* TASK GOAL *
Your answer must be every line of the data below that holds the string "cake", copied exactly.

* DATASET EXTRACT *
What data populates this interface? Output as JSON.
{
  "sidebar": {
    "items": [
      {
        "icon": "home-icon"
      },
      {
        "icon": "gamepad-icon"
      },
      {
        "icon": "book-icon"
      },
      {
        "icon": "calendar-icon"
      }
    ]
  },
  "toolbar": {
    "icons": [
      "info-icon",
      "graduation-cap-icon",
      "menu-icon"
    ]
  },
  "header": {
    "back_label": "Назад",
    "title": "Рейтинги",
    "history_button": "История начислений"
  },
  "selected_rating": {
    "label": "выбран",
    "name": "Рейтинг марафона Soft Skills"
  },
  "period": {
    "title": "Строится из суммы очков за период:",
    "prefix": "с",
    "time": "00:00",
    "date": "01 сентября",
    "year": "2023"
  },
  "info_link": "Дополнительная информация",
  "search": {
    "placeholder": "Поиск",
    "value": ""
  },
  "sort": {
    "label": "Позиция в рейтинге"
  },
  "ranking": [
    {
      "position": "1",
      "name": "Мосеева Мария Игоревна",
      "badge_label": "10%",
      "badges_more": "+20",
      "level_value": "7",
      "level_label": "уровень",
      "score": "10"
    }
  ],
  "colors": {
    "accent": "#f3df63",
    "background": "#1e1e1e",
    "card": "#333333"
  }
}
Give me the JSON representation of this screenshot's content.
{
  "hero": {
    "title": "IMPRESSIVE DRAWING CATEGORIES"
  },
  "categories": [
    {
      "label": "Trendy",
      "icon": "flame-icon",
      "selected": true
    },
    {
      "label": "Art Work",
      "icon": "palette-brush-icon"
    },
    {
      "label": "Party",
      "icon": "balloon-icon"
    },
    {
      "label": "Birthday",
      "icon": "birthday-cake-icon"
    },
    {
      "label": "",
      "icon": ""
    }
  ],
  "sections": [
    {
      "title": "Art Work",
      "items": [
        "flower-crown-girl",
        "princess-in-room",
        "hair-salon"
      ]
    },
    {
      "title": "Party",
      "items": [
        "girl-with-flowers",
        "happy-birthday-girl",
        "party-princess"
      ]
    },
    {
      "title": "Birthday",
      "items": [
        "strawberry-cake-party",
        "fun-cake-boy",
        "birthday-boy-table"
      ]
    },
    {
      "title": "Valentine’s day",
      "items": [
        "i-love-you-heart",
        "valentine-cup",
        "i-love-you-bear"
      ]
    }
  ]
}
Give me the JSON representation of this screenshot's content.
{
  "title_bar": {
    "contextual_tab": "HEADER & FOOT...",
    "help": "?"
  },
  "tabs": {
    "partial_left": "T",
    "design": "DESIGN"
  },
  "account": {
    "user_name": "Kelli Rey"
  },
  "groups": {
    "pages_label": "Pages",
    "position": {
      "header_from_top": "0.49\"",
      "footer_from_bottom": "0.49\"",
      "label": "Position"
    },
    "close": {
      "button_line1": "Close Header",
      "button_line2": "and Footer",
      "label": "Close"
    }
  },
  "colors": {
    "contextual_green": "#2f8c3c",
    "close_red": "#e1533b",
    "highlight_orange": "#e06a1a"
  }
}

* ANSWER SPACE *
      "icon": "birthday-cake-icon"
        "strawberry-cake-party",
        "fun-cake-boy",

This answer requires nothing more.